[Work item]
Read through the listing below and return only the lines containing "コントローラー".

--- START ---

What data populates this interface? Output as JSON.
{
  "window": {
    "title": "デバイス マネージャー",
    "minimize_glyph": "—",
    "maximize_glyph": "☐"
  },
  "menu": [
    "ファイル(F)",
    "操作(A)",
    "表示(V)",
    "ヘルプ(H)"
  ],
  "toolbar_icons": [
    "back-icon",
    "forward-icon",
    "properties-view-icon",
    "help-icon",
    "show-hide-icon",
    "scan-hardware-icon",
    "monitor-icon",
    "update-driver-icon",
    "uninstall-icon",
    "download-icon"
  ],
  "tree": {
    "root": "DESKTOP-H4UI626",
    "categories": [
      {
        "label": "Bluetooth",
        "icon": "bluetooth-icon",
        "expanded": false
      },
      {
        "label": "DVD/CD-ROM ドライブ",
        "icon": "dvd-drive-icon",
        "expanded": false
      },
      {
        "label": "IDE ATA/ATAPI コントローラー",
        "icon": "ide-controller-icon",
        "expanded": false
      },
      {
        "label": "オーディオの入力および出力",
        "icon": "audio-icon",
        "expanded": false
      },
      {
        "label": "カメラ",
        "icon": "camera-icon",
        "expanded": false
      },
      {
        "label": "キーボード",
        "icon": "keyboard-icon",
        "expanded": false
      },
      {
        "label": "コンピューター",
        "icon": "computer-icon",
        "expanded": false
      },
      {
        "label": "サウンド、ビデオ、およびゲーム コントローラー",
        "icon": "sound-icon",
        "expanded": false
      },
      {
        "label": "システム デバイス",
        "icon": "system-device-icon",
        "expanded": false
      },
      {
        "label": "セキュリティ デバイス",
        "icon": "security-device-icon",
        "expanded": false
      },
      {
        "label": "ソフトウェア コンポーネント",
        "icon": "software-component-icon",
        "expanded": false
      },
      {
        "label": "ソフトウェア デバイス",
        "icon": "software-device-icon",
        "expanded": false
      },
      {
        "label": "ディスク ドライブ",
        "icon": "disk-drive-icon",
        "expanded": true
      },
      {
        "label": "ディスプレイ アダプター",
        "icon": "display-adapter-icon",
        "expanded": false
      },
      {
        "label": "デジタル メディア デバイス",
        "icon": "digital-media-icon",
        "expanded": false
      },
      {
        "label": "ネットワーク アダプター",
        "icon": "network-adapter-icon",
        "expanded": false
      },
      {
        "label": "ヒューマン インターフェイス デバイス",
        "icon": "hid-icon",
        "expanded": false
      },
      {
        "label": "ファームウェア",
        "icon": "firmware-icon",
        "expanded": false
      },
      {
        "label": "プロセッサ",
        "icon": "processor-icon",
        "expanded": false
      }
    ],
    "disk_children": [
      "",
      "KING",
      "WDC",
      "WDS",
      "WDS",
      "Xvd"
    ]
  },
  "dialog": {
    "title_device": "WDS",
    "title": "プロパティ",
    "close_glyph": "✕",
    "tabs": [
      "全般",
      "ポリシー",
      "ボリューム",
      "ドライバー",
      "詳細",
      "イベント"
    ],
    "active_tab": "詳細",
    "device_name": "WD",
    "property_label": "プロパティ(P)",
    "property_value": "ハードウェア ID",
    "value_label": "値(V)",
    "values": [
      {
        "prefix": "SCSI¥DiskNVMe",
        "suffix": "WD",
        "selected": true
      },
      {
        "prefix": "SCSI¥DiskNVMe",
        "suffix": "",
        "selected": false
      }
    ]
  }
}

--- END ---

[The completed task]
        "label": "IDE ATA/ATAPI コントローラー",
        "label": "サウンド、ビデオ、およびゲーム コントローラー",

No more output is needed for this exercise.